The analyst faced with a bank of qualitative data has very few guidelines for protection against self-delusion, let alone the presentation of ‘unreliable’ or ‘invalid’ conclusions to scientific or policy-making audiences. ‘ The method of data collection is also open to prejudice as it is ‘collected by human beings, and because people are interested in certain things and not others, selections are made. People tend to record as data what makes sense to and intrigues them’ (Le Compte, 2000). This reassured me that my feelings were justified.
However, I was also mindful that the quality of my data might have been restricted by the possible limitations of my questions, questioning, the choice of respondents and the instrument used. Thereby, when interpreting the respondents’ views, all these variables need to be considered. Most of the data analysis undertaken has been using the intuitive, interpretivist approach but following guidance (such as Hitchcock and Hughes, 1989), which has directed me to return to the data and to be aware of my own bias having an undue influence.
I have also tried to be aware of the effects of both tacit and formative theory, as Le Compte describes these as: ‘the sources of selectivity (and bias) because they create something analogous to a filter that admits relevant data and screens out what does not seem interesting – even if, with hindsight, it could have been useful’ (p. 146). Hopefully, by being informed and aware of these difficulties, I will have been protected from the ‘danger of rampant subjectivity where one finds only what one is predisposed to look for’ (Lather, 1986 – p. 259).
The Method of Analysis I found Miles and Huberman’s (1984 – p. 23) summary of the essential elements of the analytical process, helpful in guiding me through the process. They are as follows: This first section for me could well have been entitled ‘reading and immersion in’ data. I listened to the tapes, read through the transcribed data, summaries and theoretical notes all several times. I checked again that the transcripts were an accurate account of the interviews and found the tapes to be more helpful in recalling the interview than the transcripts.

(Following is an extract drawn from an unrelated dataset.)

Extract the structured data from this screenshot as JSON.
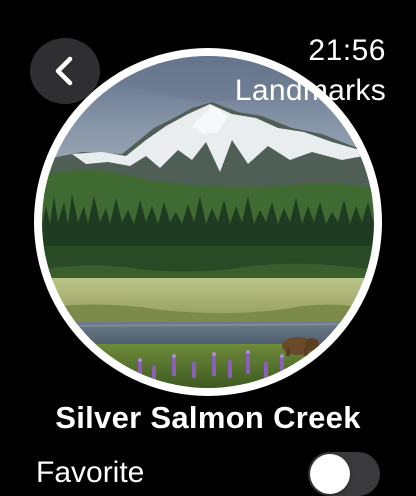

This was not because of any inaccuracy in the transcripts, but by replaying the tapes memories of the interview seemed to be reconstructed more vividly. They also gave me time to critically question and the opportunity to correct possible false interpretations. As Drever states (p. 62), a transcript cannot ‘capture the interplay of question and answer and the emphasis and added meaning construed through intonation and body language’. Through reading and immersion in the data, patterns began to emerge which led naturally into the next section – that of selecting and categorising the data.
Selecting and Categorising Data I then began to select or sort the data into categories or groups by comparing and contrasting statements (Glaser and Strauss, 1967), and by identifying patterns or ‘things that go together’ (LeCompte – p. 150). Some of the selection of data was determined by the frequency of certain responses, other by the fact that they are not mentioned at all. As mentioned earlier, the interview schedule was specifically divided into categories using Hay McBer’s nine dimensions of classroom climate measures (these are described in the questions section of Methodology).